A Merit Systems Protection Board judge this week upheld a decision by the National Park Service to fire Teresa Chambers as chief of the U.S. Park Police, saying that reinstating her to the force "would impair the agency's ability to carry out its law enforcement mission."
Judge Elizabeth Bogle issued an initial decision Wednesday upholding four of six charges against Chambers, who has been fighting for 10 months to be reinstated as chief of the Park Police.
Lawyers representing Chambers vowed Friday to appeal the ruling. She has until Nov. 10 to file an appeal with the full three-member board, and can also file a petition for review with the U.S. Court of Appeals for the Federal Circuit.
Chambers was placed on administrative leave in December 2003 after telling The Washington Post that her 620-member force required as many as 800 additional officers to meet increased demands, faced a $12 million budget shortfall, and needed up to $8 million more than the administration had requested for fiscal 2005.
After the article ran, Don Murphy, the Park Service's deputy director, proposed to remove Chambers from her position. Murphy put Chambers under a gag order and charged her with improper budget communications, making public remarks regarding security on federal property, improper disclosure of budget deliberations, improper lobbying, failure to carry out a supervisor's instructions, and failure to follow the chain of command.
Chambers was fired on July 9, and appealed to MSPB.
Bogle sustained the charges of making public remarks about security, improper budget deliberation disclosure, failure to follow her supervisor's instructions and failure to obey the chain of command.
The judge rejected all of Chambers' defenses against these charges, and several times wrote that she did not find Chambers' testimony credible. Bogle also ruled that Chambers failed to show she engaged in protected whistleblowing activity.

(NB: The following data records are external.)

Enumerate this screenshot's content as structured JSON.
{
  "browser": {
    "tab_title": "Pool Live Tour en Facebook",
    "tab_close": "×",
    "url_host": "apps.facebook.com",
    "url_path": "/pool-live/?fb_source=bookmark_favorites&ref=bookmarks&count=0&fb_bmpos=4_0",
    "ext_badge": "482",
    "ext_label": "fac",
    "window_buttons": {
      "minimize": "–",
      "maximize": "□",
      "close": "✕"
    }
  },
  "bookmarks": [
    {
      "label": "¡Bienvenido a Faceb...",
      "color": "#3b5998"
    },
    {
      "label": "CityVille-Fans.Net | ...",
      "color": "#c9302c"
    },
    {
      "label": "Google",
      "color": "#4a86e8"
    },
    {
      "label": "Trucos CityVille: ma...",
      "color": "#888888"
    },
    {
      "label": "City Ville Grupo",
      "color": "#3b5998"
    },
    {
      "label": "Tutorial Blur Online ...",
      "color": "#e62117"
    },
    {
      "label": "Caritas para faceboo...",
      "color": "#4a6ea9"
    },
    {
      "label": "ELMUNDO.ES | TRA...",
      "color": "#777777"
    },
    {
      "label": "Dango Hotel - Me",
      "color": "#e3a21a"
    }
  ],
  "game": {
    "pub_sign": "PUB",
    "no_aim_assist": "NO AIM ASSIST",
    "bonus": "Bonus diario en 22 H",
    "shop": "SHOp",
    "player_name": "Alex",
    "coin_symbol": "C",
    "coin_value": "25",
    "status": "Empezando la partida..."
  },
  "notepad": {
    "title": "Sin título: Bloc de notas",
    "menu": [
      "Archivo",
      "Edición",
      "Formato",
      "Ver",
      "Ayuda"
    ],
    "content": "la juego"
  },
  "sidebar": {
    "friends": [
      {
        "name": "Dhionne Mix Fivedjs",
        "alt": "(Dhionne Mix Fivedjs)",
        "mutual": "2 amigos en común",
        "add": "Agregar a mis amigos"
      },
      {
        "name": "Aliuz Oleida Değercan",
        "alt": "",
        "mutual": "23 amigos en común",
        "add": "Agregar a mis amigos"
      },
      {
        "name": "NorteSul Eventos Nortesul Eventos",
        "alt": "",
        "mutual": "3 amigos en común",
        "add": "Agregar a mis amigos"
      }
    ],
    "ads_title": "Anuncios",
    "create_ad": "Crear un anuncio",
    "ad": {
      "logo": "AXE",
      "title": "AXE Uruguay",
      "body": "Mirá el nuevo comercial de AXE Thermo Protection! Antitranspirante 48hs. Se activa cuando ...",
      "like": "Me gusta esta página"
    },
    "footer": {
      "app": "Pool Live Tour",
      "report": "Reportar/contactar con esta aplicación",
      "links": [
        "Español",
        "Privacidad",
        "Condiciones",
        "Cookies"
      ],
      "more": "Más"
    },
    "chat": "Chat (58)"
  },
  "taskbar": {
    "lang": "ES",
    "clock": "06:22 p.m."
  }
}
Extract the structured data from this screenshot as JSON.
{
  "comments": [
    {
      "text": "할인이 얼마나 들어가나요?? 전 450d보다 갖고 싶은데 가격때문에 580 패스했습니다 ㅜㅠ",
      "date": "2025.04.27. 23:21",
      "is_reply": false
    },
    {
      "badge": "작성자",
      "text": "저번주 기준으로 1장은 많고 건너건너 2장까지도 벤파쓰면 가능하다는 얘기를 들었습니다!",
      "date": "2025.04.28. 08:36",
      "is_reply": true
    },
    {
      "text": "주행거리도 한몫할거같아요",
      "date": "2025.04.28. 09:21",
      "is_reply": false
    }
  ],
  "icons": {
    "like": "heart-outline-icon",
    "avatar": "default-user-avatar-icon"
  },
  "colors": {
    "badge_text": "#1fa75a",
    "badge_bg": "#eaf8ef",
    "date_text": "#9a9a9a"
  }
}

"Based on my analysis of the agency's evidence of the charges in the removal appeal, I find that clear and convincing evidence supports Mr. Murphy's decision to place the appellant on administrative leave and propose her removal," Bogle wrote. "The agency, I conclude, could show by clear and convincing evidence that it would have taken the same actions in the absence of the alleged whistleblowing activity."
"Moreover, because the appellant has accepted no responsibility for her conduct and has expressed no remorse, her reinstatement would impair the agency's ability to carry out its law enforcement mission," Bogle also wrote.
Lawyers for Chambers said Friday the ruling has set up a First Amendment fight.
"Public servants should not be fired because they tell the truth; we will vigorously appeal this initial decision," said Richard Condit, general counsel of Public Employees for Environmental Responsibility, which is leading Chambers' legal defense. "The judge made several errors of law and leaps of logic that will not stand up under review."
The Interior Department, which governs the National Park Service and Park Police, issued a brief statement Friday in response to the ruling.
"We welcome today's ruling by the Merit Systems Protection Board that affirms the agency's decision to remove Teresa Chambers from her position. The ruling also rejects her claim to whistleblower status," the department said. "We are proud of the men and women of the United States Park Police. We support and honor their important mission, including the protection of our visitors and the icons of our American democracy."